⟨
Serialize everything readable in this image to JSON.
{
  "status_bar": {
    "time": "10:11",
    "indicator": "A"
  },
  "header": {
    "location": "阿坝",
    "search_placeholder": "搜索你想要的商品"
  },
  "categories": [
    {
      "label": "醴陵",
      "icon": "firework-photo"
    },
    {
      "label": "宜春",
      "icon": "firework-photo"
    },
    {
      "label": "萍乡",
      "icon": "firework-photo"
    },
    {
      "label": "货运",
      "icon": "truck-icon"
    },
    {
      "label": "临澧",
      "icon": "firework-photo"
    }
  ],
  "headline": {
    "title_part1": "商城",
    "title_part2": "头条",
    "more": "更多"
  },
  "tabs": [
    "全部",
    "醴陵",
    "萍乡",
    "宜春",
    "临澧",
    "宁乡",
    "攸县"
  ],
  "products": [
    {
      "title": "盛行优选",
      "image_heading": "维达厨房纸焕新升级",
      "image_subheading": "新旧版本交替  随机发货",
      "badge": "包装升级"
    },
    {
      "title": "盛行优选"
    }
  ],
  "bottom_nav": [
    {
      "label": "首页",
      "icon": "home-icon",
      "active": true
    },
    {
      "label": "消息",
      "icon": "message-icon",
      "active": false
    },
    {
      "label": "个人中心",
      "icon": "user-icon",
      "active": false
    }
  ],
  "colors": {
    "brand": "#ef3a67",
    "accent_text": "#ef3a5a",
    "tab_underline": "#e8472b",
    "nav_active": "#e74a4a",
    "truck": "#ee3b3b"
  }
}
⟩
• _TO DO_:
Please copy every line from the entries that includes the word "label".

• _EXERCISE ANSWER_:
      "label": "醴陵",
      "label": "宜春",
      "label": "萍乡",
      "label": "货运",
      "label": "临澧",
      "label": "首页",
      "label": "消息",
      "label": "个人中心",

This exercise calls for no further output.